First time commenting. Thank you so much for all the helpful content released by you guys. Keep up te extraordinary job! I have a question about herbs. I read in a previous comment something about the potency of dried herbs. Is consuming dried herbs better, the same or not as good as using fresh herbs? In the past I've heard that fresh is always better so I haven't used dried herbs, but dried herbs are so much more convenient. Are fresh herbs better just flavorwise? What is the difference of dried and fresh herbs nutritionwise?
So grateful for this article, it’s so informative! Food literally is medicine!
This article was very informative I learned a lot. Thank you .
Also, I would love to know your thoughts on pre and pro-biotics. I have been taking SEED. But would love to get more advice to gain knowledge on gut health. I saw that Sadia really enjoys learning about that!
So thankful for this resource! Me and my family deal with inflammation and this is going to be great to share with them. Did you include a link to that omega supplement that way was shown in the video?
What kind of plant based milk do you use? Great video! thank you.
Thank you for this post, I enjoyed reading it and watching the video. My question always is: how much of the nutrients is left in the food when we cook it? I know that the best is raw, but I do like stews and curries, and soups and grilled veggies. And do the antioxidants & co. survive the stomac acid and really get absorbed (does this happen in the gut, the absorption?)? Do you have any books to recommend on this topic? As you see I have a lot of questions🙈 I remember you saying a long time ago about the potency of dried herbs, I have been having that in mind every time I cook and I really add spices and herbs more to my dishes after that :) thank you very much for your content, it is of unique and important value for me! ♥️
I love the idea of "eat the rainbow" so much and have been trying to do that every single meal ever since. it's good for the body, and happy for the eyes! I always enjoy eating so much more when I have a plate of varieties of foods, thanks for the constant inspiration and easy eating/health/dietitian tricks to stick to :)
Thank you so much! I really appreciate your work.
This article is amazing, deep enough for everyone to understand and learn. I will definitely recommend to my friends.
With gratitude 🦋
this is so helpful to me!
In 2020 I have been diagnosed with MS (honestly out of the blue), so I've been having a hard time gathering info on what to eat since lots of different people say different things (+ my focus is nowhere to be found, thanks to it aswell haha). You made the information easy to digest, on one page on your website and now i can always come back to just this blog to re-read anything I need. Thank you for helping people out Sadia (and team), you are doing great work! <3
I really like how you explain everything in so much detail yet keeping it simple. I myself have been dealing with managing my diet, adding good food replacing outside one and find your videos very helpful. Keep up the good work!
The best article! Thank you pick up limes (:
I appreciate reading this article. It's incredible how our decisions when it comes to food ultimately heals or harm us. Understanding the science of food also helps to ground this truth. Thanks Sadia!

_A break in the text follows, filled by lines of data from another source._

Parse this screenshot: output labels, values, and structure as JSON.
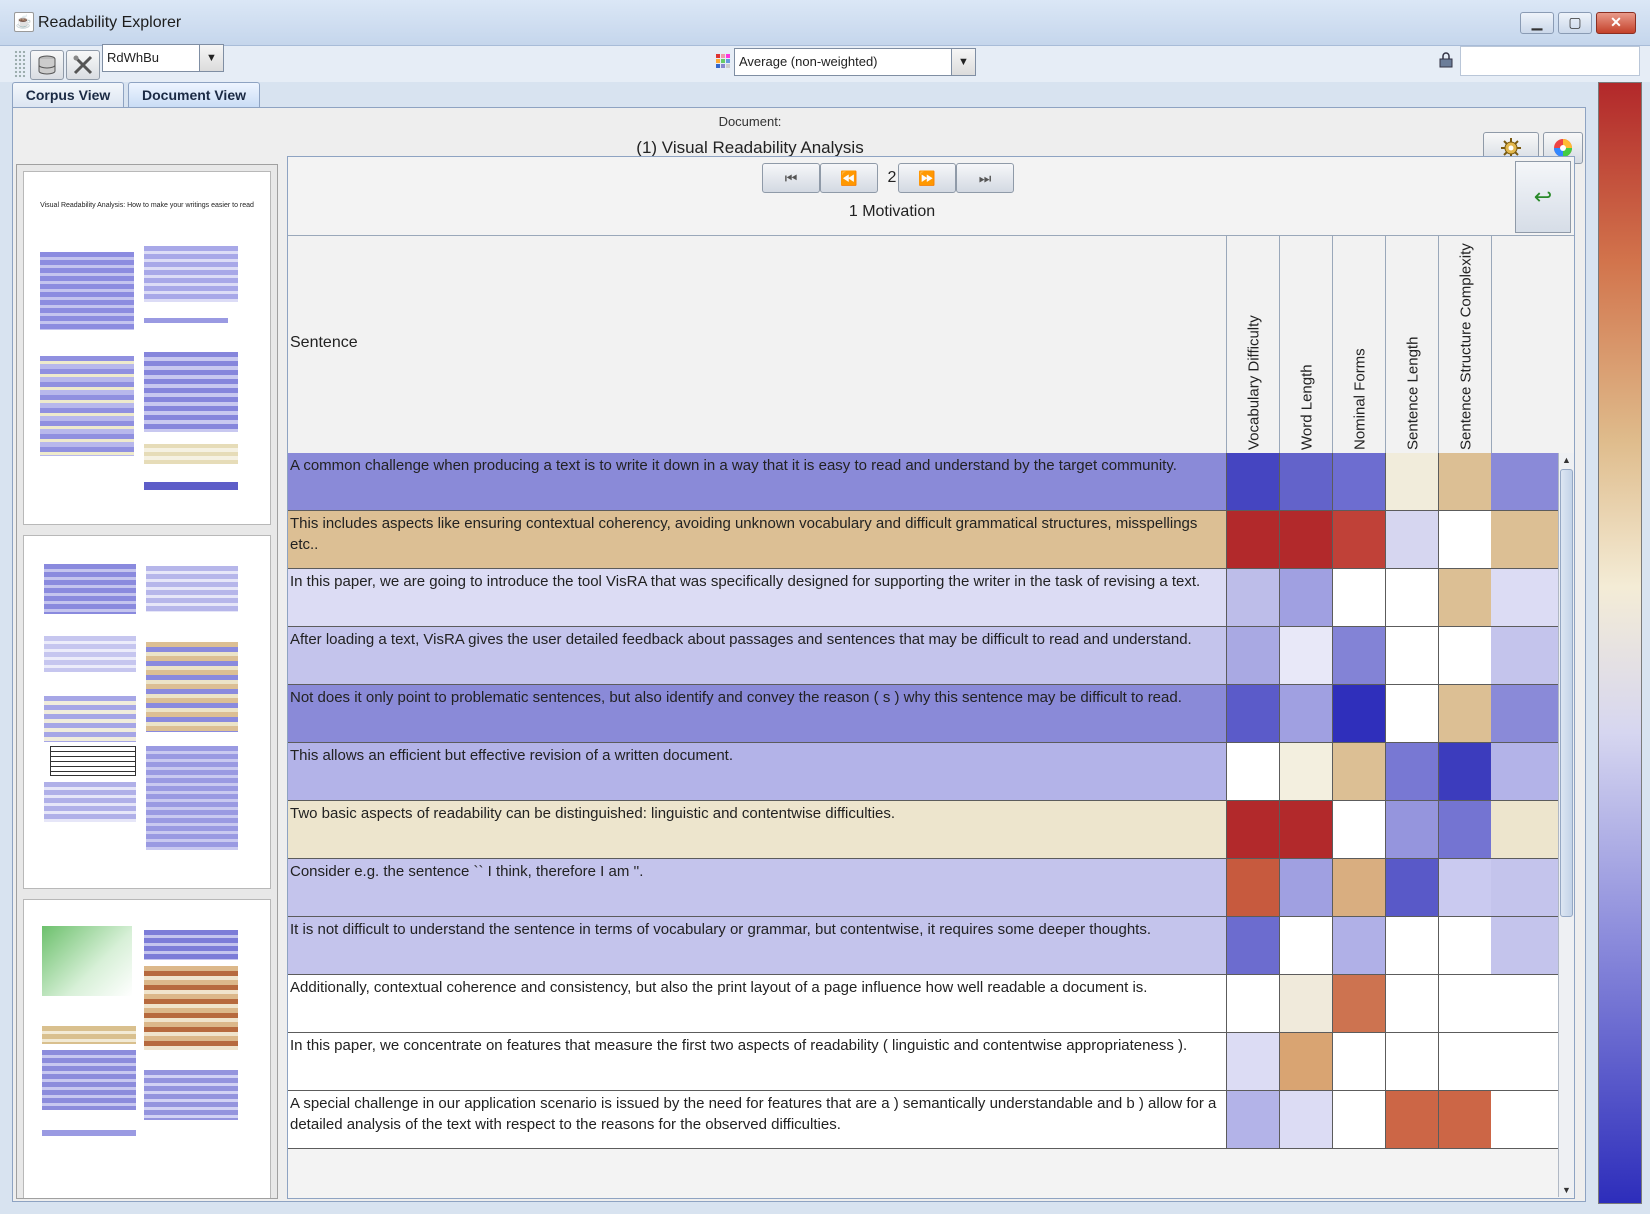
{
  "window": {
    "title": "Readability Explorer",
    "buttons": {
      "minimize": "▁",
      "maximize": "▢",
      "close": "✕"
    }
  },
  "toolbar": {
    "colormap": "RdWhBu",
    "aggregation": "Average (non-weighted)"
  },
  "tabs": [
    "Corpus View",
    "Document View"
  ],
  "document": {
    "label": "Document:",
    "title": "(1) Visual Readability Analysis"
  },
  "thumbnail": {
    "page1_title": "Visual Readability Analysis: How to make your writings easier to read"
  },
  "navigation": {
    "first": "⏮",
    "prev": "⏪",
    "page": "2",
    "next": "⏩",
    "last": "⏭",
    "section": "1 Motivation",
    "return_icon": "↩"
  },
  "table": {
    "sentence_header": "Sentence",
    "columns": [
      "Vocabulary Difficulty",
      "Word Length",
      "Nominal Forms",
      "Sentence Length",
      "Sentence Structure Complexity"
    ],
    "rows": [
      {
        "text": "A common challenge when producing a text is to write it down in a way that it is easy to read and understand by the target community.",
        "bg": "#8a8ad8",
        "cells": [
          "#4545c1",
          "#6363ca",
          "#6d6dd0",
          "#f1ecdb",
          "#dcbf94"
        ]
      },
      {
        "text": "This includes aspects like ensuring contextual coherency, avoiding unknown vocabulary and difficult grammatical structures, misspellings etc..",
        "bg": "#dcbf94",
        "cells": [
          "#b2292b",
          "#b2292b",
          "#c04138",
          "#d6d6f0",
          "#ffffff"
        ]
      },
      {
        "text": "In this paper, we are going to introduce the tool VisRA that was specifically designed for supporting the writer in the task of revising a text.",
        "bg": "#dcdcf4",
        "cells": [
          "#bdbde9",
          "#a0a0e1",
          "#ffffff",
          "#ffffff",
          "#dcbf94"
        ]
      },
      {
        "text": "After loading a text, VisRA gives the user detailed feedback about passages and sentences that may be difficult to read and understand.",
        "bg": "#c4c4ec",
        "cells": [
          "#a9a9e3",
          "#e8e8f8",
          "#8383d6",
          "#ffffff",
          "#ffffff"
        ]
      },
      {
        "text": "Not does it only point to problematic sentences, but also identify and convey the reason ( s ) why this sentence may be difficult to read.",
        "bg": "#8a8ad8",
        "cells": [
          "#5b5bc9",
          "#a0a0e1",
          "#2f2fbb",
          "#ffffff",
          "#dcbf94"
        ]
      },
      {
        "text": "This allows an efficient but effective revision of a written document.",
        "bg": "#b3b3e8",
        "cells": [
          "#ffffff",
          "#f3efdf",
          "#dcbf94",
          "#7878d3",
          "#3c3cbd"
        ]
      },
      {
        "text": "Two basic aspects of readability can be distinguished: linguistic and contentwise difficulties.",
        "bg": "#ede5cd",
        "cells": [
          "#b2292b",
          "#b2292b",
          "#ffffff",
          "#9595dd",
          "#7474d2"
        ]
      },
      {
        "text": "Consider e.g. the sentence `` I think, therefore I am ''.",
        "bg": "#c4c4ec",
        "cells": [
          "#c75a3e",
          "#a0a0e1",
          "#d9ae80",
          "#5959c8",
          "#cacaf0"
        ]
      },
      {
        "text": "It is not difficult to understand the sentence in terms of vocabulary or grammar, but contentwise, it requires some deeper thoughts.",
        "bg": "#c4c4ec",
        "cells": [
          "#6c6ccf",
          "#ffffff",
          "#b0b0e7",
          "#ffffff",
          "#ffffff"
        ]
      },
      {
        "text": "Additionally, contextual coherence and consistency, but also the print layout of a page influence how well readable a document is.",
        "bg": "#ffffff",
        "cells": [
          "#ffffff",
          "#f0eadb",
          "#cd7350",
          "#ffffff",
          "#ffffff"
        ]
      },
      {
        "text": "In this paper, we concentrate on features that measure the first two aspects of readability ( linguistic and contentwise appropriateness ).",
        "bg": "#ffffff",
        "cells": [
          "#dcdcf4",
          "#d9a472",
          "#ffffff",
          "#ffffff",
          "#ffffff"
        ]
      },
      {
        "text": "A special challenge in our application scenario is issued by the need for features that are a ) semantically understandable and b ) allow for a detailed analysis of the text with respect to the reasons for the observed difficulties.",
        "bg": "#ffffff",
        "cells": [
          "#b3b3e8",
          "#dcdcf4",
          "#ffffff",
          "#cc6646",
          "#cc6646"
        ]
      }
    ]
  },
  "colors": {
    "high": "#b2282a",
    "mid": "#f4ecd6",
    "low": "#2d2dbb"
  }
}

It's so important to be aware of the types of food we eat and it's effects in our body... sometimes this get so passed by! Thank you, Sadia, for your amazing articles ♥♥ I love it.
This is not only easy to understand but also gives you ways to implement it into your diet right away! Shared the post and the video right away because I really think it's the best summary of the topic I've seen so far!
Thank you so much Sadia and PUL team Really means alot the way you go to explain,also please put another video soon, try to make i more videos with fruits in it.🥰😋 Loved every RECIPE OF Ur's, HOPE TO MAKE MANY IN NEWR FUTURE😇
Love when videos are posted with articles! Thank you Sadia and PUL for the helpful content 😊